Seymour Funeral Home - www.seymourfuneralhome.com

July 25, 1916-Oct. 18, 2008

RALEIGH -- Kleber "Smokey" Carroll Sullivan, 92, a member of what Tom Brokaw correctly called the Greatest Generation, died Saturday.

Funeral services will be held at today at 2 p.m. at Bryan-Lee Funeral Home at 831 Wake Forest Road in Raleigh. A graveside service with military honors will follow at Montlawn Memorial Park, 2911 S. Wilmington St., Raleigh. There will be no visitation.

He was in good health, taking no medication of any sort, until he suffered a broken left hip this spring. He was recovering from that injury when as luck would have it, he fell and broke his right hip a week before his death. He died from complications due to his last fall, specifically a blood clot and resulting heart damage. He fought to leave the hospital until pain killing sedatives finally eased his exit from this life.

He was born in Lenoir County July 25, 1916, the youngest son of 13 sons born to Benjamin Britt and Claudia Arthur Sullivan. He also had three sisters. He grew to manhood working on his parents' farms, first in Lenoir, and later in Wayne, Counties.

He served in the U.S. Army with the 34th Combat Engineers in the Pacific Theatre during World War II. He was a survivor of Pearl Harbor, and served on several islands in the Central and South Pacific. These islands included Espiritu Santo in the New Hebrides, Kwajalein and Eniwetok (where the atomic bomb was later tested) in the Marshalls, a stop-off at Tarawa in the Gilberts, and Saipan in the Marianas. He was hospitalized on three occasions for a total of nine months during the war. He received several medals for his wartime service, but had no use for them. He rarely spoke of the war, and would not watch any television broadcasts about it --
especially ones about Pearl Harbor.
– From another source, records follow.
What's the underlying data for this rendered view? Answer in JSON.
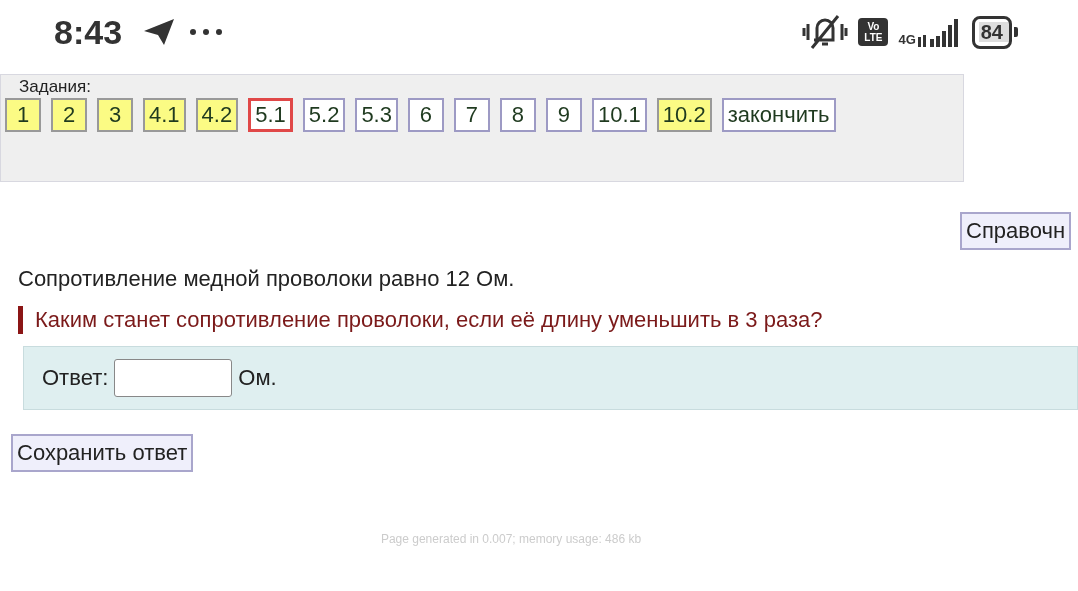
{
  "status_bar": {
    "time": "8:43",
    "volte": "Vo LTE",
    "network": "4G",
    "battery": "84"
  },
  "tasks": {
    "label": "Задания:",
    "items": [
      {
        "label": "1",
        "done": true,
        "selected": false
      },
      {
        "label": "2",
        "done": true,
        "selected": false
      },
      {
        "label": "3",
        "done": true,
        "selected": false
      },
      {
        "label": "4.1",
        "done": true,
        "selected": false
      },
      {
        "label": "4.2",
        "done": true,
        "selected": false
      },
      {
        "label": "5.1",
        "done": false,
        "selected": true
      },
      {
        "label": "5.2",
        "done": false,
        "selected": false
      },
      {
        "label": "5.3",
        "done": false,
        "selected": false
      },
      {
        "label": "6",
        "done": false,
        "selected": false
      },
      {
        "label": "7",
        "done": false,
        "selected": false
      },
      {
        "label": "8",
        "done": false,
        "selected": false
      },
      {
        "label": "9",
        "done": false,
        "selected": false
      },
      {
        "label": "10.1",
        "done": false,
        "selected": false
      },
      {
        "label": "10.2",
        "done": true,
        "selected": false
      }
    ],
    "finish_button": "закончить"
  },
  "reference_button": "Справочн",
  "statement": "Сопротивление медной проволоки равно 12 Ом.",
  "question": "Каким станет сопротивление проволоки, если её длину уменьшить в 3 раза?",
  "answer": {
    "label": "Ответ:",
    "unit": "Ом."
  },
  "save_button": "Сохранить ответ",
  "footer": "Page generated in 0.007; memory usage: 486 kb"
}
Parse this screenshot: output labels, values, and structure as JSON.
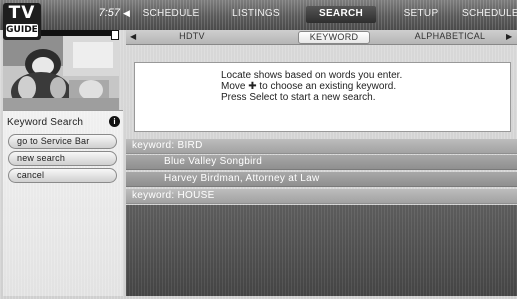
{
  "logo": {
    "line1": "TV",
    "line2": "GUIDE"
  },
  "clock": "7:57",
  "nav": {
    "arrow_left": "◀",
    "items": [
      {
        "label": "SCHEDULE",
        "active": false
      },
      {
        "label": "LISTINGS",
        "active": false
      },
      {
        "label": "SEARCH",
        "active": true
      },
      {
        "label": "SETUP",
        "active": false
      },
      {
        "label": "SCHEDULE",
        "active": false
      }
    ]
  },
  "tabs": {
    "arrow_left": "◀",
    "arrow_right": "▶",
    "items": [
      {
        "label": "HDTV",
        "active": false
      },
      {
        "label": "KEYWORD",
        "active": true
      },
      {
        "label": "ALPHABETICAL",
        "active": false
      }
    ]
  },
  "left_panel": {
    "title": "Keyword Search",
    "info_icon": "i",
    "buttons": [
      {
        "label": "go to Service Bar"
      },
      {
        "label": "new search"
      },
      {
        "label": "cancel"
      }
    ]
  },
  "message": {
    "lines": [
      "Locate shows based on words you enter.",
      "Move ✚ to choose an existing keyword.",
      "Press Select to start a new search."
    ]
  },
  "results": [
    {
      "type": "keyword",
      "text": "keyword: BIRD"
    },
    {
      "type": "show",
      "text": "Blue Valley Songbird"
    },
    {
      "type": "show",
      "text": "Harvey Birdman, Attorney at Law"
    },
    {
      "type": "keyword",
      "text": "keyword: HOUSE"
    }
  ],
  "colors": {
    "top_bar": "#5a5a5a",
    "background": "#d4d4d4",
    "lower_area": "#4f4f4f"
  }
}
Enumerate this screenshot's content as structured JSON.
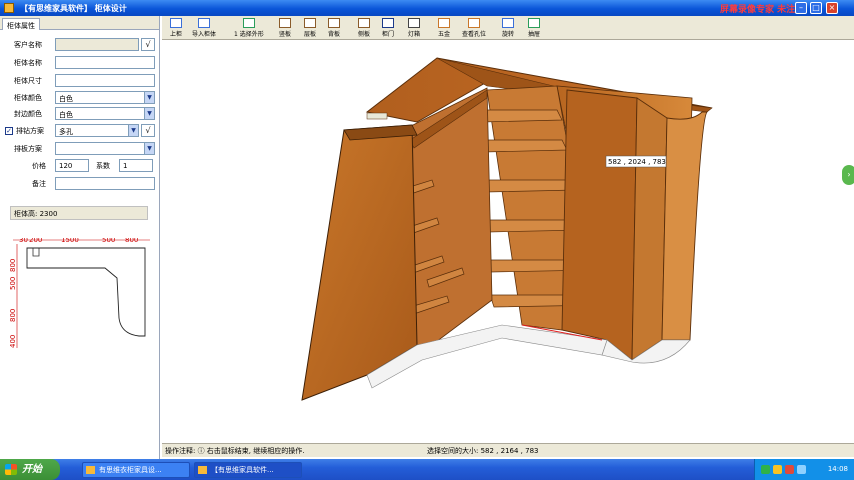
{
  "window": {
    "title": "【有思维家具软件】  柜体设计",
    "watermark": "屏幕录像专家 未注册"
  },
  "left_panel": {
    "tab": "柜体属性",
    "fields": {
      "customer_name": {
        "label": "客户名称",
        "value": ""
      },
      "cabinet_name": {
        "label": "柜体名称",
        "value": ""
      },
      "cabinet_size": {
        "label": "柜体尺寸",
        "value": ""
      },
      "cabinet_color": {
        "label": "柜体颜色",
        "value": "白色"
      },
      "trim_color": {
        "label": "封边颜色",
        "value": "白色"
      },
      "hole_mode": {
        "label": "排钻方案",
        "value": "多孔"
      },
      "sort_scheme": {
        "label": "排板方案",
        "value": ""
      },
      "price": {
        "label": "价格",
        "value": "120"
      },
      "coefficient": {
        "label": "系数",
        "value": "1"
      },
      "remark": {
        "label": "备注",
        "value": ""
      }
    },
    "cabinet_height": "柜体高: 2300",
    "floorplan": {
      "top_dims": [
        "30",
        "200",
        "1500",
        "500",
        "800"
      ],
      "left_dims": [
        "800",
        "500",
        "800",
        "400"
      ]
    }
  },
  "toolbar": [
    {
      "id": "prev",
      "label": "上柜"
    },
    {
      "id": "import",
      "label": "导入柜体"
    },
    {
      "id": "outline",
      "label": "1 选择外形"
    },
    {
      "id": "partition",
      "label": "竖板"
    },
    {
      "id": "shelf",
      "label": "层板"
    },
    {
      "id": "back",
      "label": "背板"
    },
    {
      "id": "side",
      "label": "侧板"
    },
    {
      "id": "door",
      "label": "柜门"
    },
    {
      "id": "lighting",
      "label": "灯箱"
    },
    {
      "id": "hardware",
      "label": "五金"
    },
    {
      "id": "view_hole",
      "label": "查看孔位"
    },
    {
      "id": "rotate",
      "label": "旋转"
    },
    {
      "id": "pan",
      "label": "抽屉"
    }
  ],
  "viewport": {
    "dimension_tag": "582 , 2024 , 783"
  },
  "status": {
    "hint": "操作注释: ⓘ 右击鼠标结束, 继续相应的操作.",
    "selection": "选择空间的大小: 582 , 2164 , 783"
  },
  "taskbar": {
    "start": "开始",
    "items": [
      "有思维衣柜家具设...",
      "【有思维家具软件..."
    ],
    "clock": "14:08"
  }
}
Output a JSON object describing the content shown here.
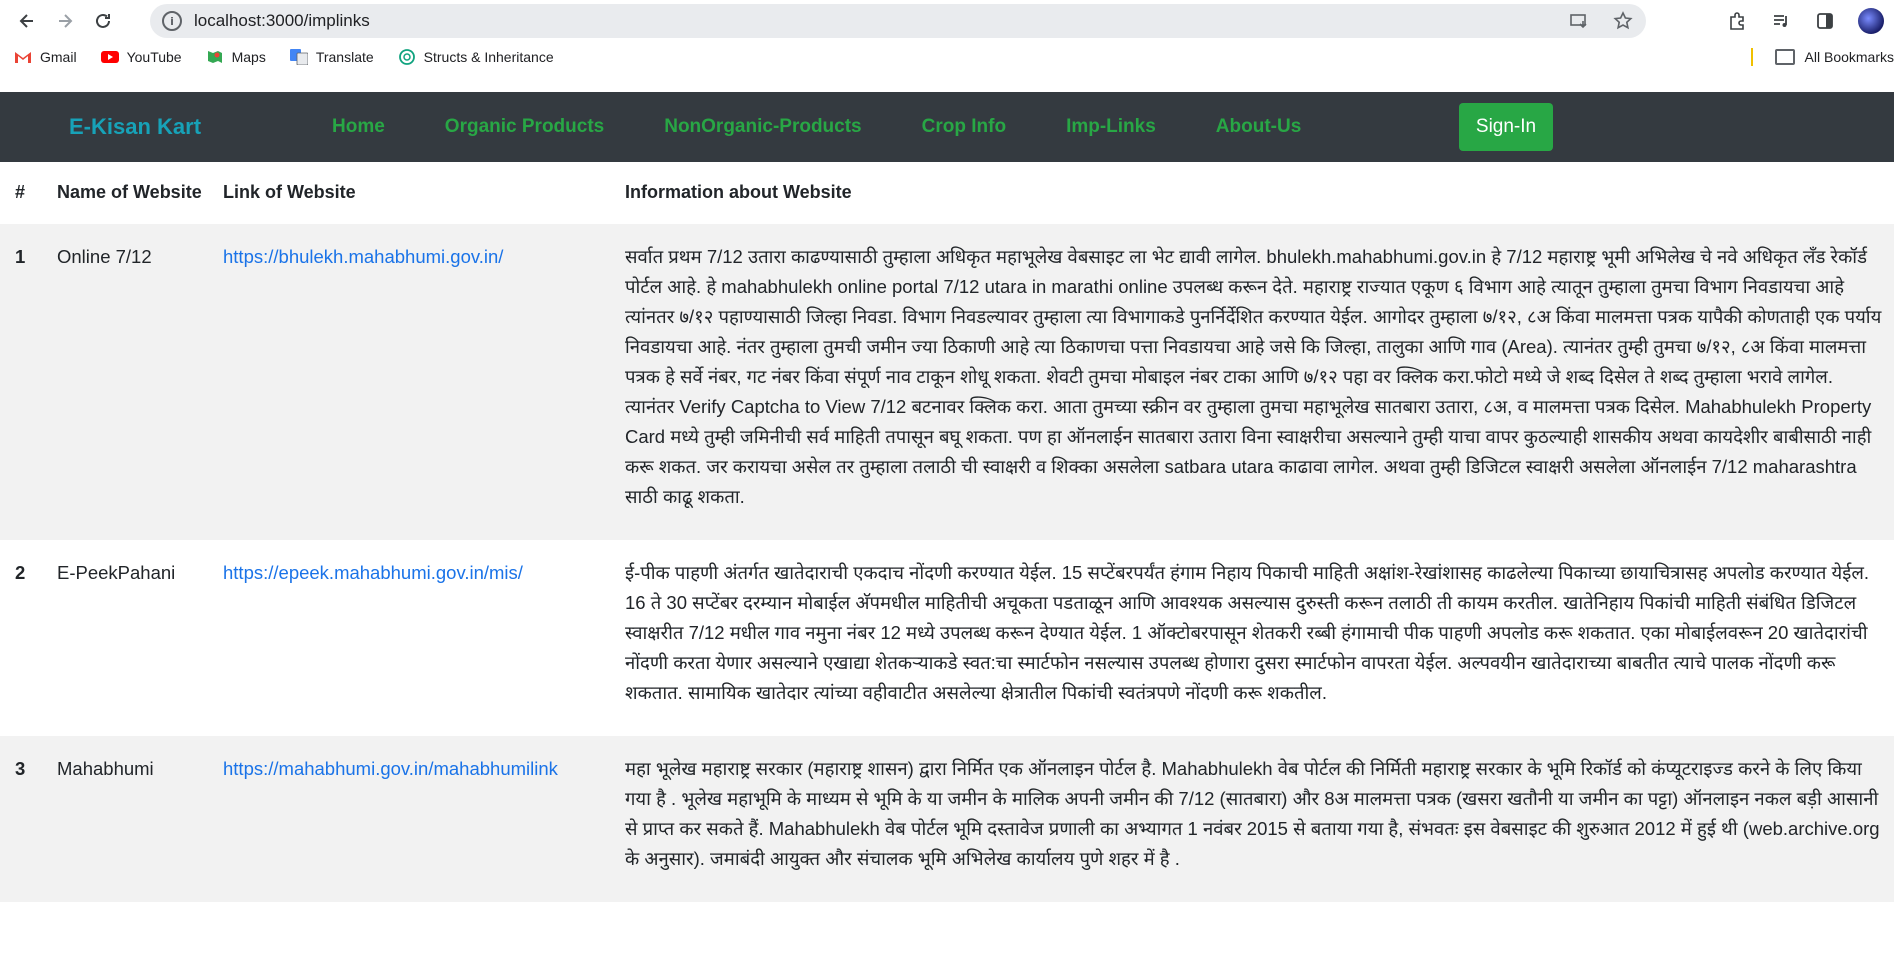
{
  "browser": {
    "url": "localhost:3000/implinks",
    "bookmarks": [
      "Gmail",
      "YouTube",
      "Maps",
      "Translate",
      "Structs & Inheritance"
    ],
    "all_bookmarks": "All Bookmarks"
  },
  "site": {
    "brand": "E-Kisan Kart",
    "nav": [
      "Home",
      "Organic Products",
      "NonOrganic-Products",
      "Crop Info",
      "Imp-Links",
      "About-Us"
    ],
    "signin": "Sign-In"
  },
  "table": {
    "headers": [
      "#",
      "Name of Website",
      "Link of Website",
      "Information about Website"
    ],
    "rows": [
      {
        "num": "1",
        "name": "Online 7/12",
        "link": "https://bhulekh.mahabhumi.gov.in/",
        "info": "सर्वात प्रथम 7/12 उतारा काढण्यासाठी तुम्हाला अधिकृत महाभूलेख वेबसाइट ला भेट द्यावी लागेल. bhulekh.mahabhumi.gov.in हे 7/12 महाराष्ट्र भूमी अभिलेख चे नवे अधिकृत लँड रेकॉर्ड पोर्टल आहे. हे mahabhulekh online portal 7/12 utara in marathi online उपलब्ध करून देते. महाराष्ट्र राज्यात एकूण ६ विभाग आहे त्यातून तुम्हाला तुमचा विभाग निवडायचा आहे त्यांनतर ७/१२ पहाण्यासाठी जिल्हा निवडा. विभाग निवडल्यावर तुम्हाला त्या विभागाकडे पुनर्निर्देशित करण्यात येईल. आगोदर तुम्हाला ७/१२, ८अ किंवा मालमत्ता पत्रक यापैकी कोणताही एक पर्याय निवडायचा आहे. नंतर तुम्हाला तुमची जमीन ज्या ठिकाणी आहे त्या ठिकाणचा पत्ता निवडायचा आहे जसे कि जिल्हा, तालुका आणि गाव (Area). त्यानंतर तुम्ही तुमचा ७/१२, ८अ किंवा मालमत्ता पत्रक हे सर्वे नंबर, गट नंबर किंवा संपूर्ण नाव टाकून शोधू शकता. शेवटी तुमचा मोबाइल नंबर टाका आणि ७/१२ पहा वर क्लिक करा.फोटो मध्ये जे शब्द दिसेल ते शब्द तुम्हाला भरावे लागेल. त्यानंतर Verify Captcha to View 7/12 बटनावर क्लिक करा. आता तुमच्या स्क्रीन वर तुम्हाला तुमचा महाभूलेख सातबारा उतारा, ८अ, व मालमत्ता पत्रक दिसेल. Mahabhulekh Property Card मध्ये तुम्ही जमिनीची सर्व माहिती तपासून बघू शकता. पण हा ऑनलाईन सातबारा उतारा विना स्वाक्षरीचा असल्याने तुम्ही याचा वापर कुठल्याही शासकीय अथवा कायदेशीर बाबीसाठी नाही करू शकत. जर करायचा असेल तर तुम्हाला तलाठी ची स्वाक्षरी व शिक्का असलेला satbara utara काढावा लागेल. अथवा तुम्ही डिजिटल स्वाक्षरी असलेला ऑनलाईन 7/12 maharashtra साठी काढू शकता."
      },
      {
        "num": "2",
        "name": "E-PeekPahani",
        "link": "https://epeek.mahabhumi.gov.in/mis/",
        "info": "ई-पीक पाहणी अंतर्गत खातेदाराची एकदाच नोंदणी करण्यात येईल. 15 सप्टेंबरपर्यंत हंगाम निहाय पिकाची माहिती अक्षांश-रेखांशासह काढलेल्या पिकाच्या छायाचित्रासह अपलोड करण्यात येईल. 16 ते 30 सप्टेंबर दरम्यान मोबाईल अ‍ॅपमधील माहितीची अचूकता पडताळून आणि आवश्यक असल्यास दुरुस्ती करून तलाठी ती कायम करतील. खातेनिहाय पिकांची माहिती संबंधित डिजिटल स्वाक्षरीत 7/12 मधील गाव नमुना नंबर 12 मध्ये उपलब्ध करून देण्यात येईल. 1 ऑक्टोबरपासून शेतकरी रब्बी हंगामाची पीक पाहणी अपलोड करू शकतात. एका मोबाईलवरून 20 खातेदारांची नोंदणी करता येणार असल्याने एखाद्या शेतकऱ्याकडे स्वत:चा स्मार्टफोन नसल्यास उपलब्ध होणारा दुसरा स्मार्टफोन वापरता येईल. अल्पवयीन खातेदाराच्या बाबतीत त्याचे पालक नोंदणी करू शकतात. सामायिक खातेदार त्यांच्या वहीवाटीत असलेल्या क्षेत्रातील पिकांची स्वतंत्रपणे नोंदणी करू शकतील."
      },
      {
        "num": "3",
        "name": "Mahabhumi",
        "link": "https://mahabhumi.gov.in/mahabhumilink",
        "info": "महा भूलेख महाराष्ट्र सरकार (महाराष्ट्र शासन) द्वारा निर्मित एक ऑनलाइन पोर्टल है. Mahabhulekh वेब पोर्टल की निर्मिती महाराष्ट्र सरकार के भूमि रिकॉर्ड को कंप्यूटराइज्ड करने के लिए किया गया है . भूलेख महाभूमि के माध्यम से भूमि के या जमीन के मालिक अपनी जमीन की 7/12 (सातबारा) और 8अ मालमत्ता पत्रक (खसरा खतौनी या जमीन का पट्टा) ऑनलाइन नकल बड़ी आसानी से प्राप्त कर सकते हैं. Mahabhulekh वेब पोर्टल भूमि दस्तावेज प्रणाली का अभ्यागत 1 नवंबर 2015 से बताया गया है, संभवतः इस वेबसाइट की शुरुआत 2012 में हुई थी (web.archive.org के अनुसार). जमाबंदी आयुक्त और संचालक भूमि अभिलेख कार्यालय पुणे शहर में है ."
      }
    ]
  }
}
Prior to the war he worked in his brother Plato's grocery store in Raleigh. Following the war he moved to Goldsboro where he operated a dance hall, service station, and grocery store. He worked in grocery stores most of his life. Some he operated by himself, others with various brothers - first in the Goldsboro and Kinston areas, and finally in Raleigh, where he moved to stay in 1952. "Retiring" at 55, he went on to work in several other stores.

Finally quitting the grocery business he began to pick up cans beside the highway to sell to recycling centers. In his '70's he walked as much as 30 miles in a day. In his early '80's, 15 miles. In his latter '80's and early '90's his "mileage" decreased gradually to a few miles a day, to one, and finally to a hundred yards or less a day - this with a walker or cane as he recovered from his first broken hip. He had a "no quit" attitude almost his entire life.

He is predeceased by his wife of 52 years, Mary Ellen Rowe Sullivan, and an infant daughter, Mary Anne Sullivan. He is also predeceased by his parents, 12 brothers, two sisters, two nephews, and one great-niece.

He is survived by a son, John C. Sullivan, of the home; and a sister, Mrs. Ethel S. Pate of Fremont. He is also survived by numerous nephews, nieces, great nephews and nieces, and a sizable number of honorary grandchildren.

Great gratitude is extended to family and friends for their love and concern for this man over the past week, year, and decades. Also greatly appreciated is the excellent medical care provided by Drs. Driver, Sacihinidran, Cuntson and many other doctors, and the nurses and the staff of the Durham Veterans' Admini-stration Medical Center.

Condolences may be made through www.bryan-leefuneralhome.com.

(Pd)

Published in Obituaries on October 21, 2008 1:47 PM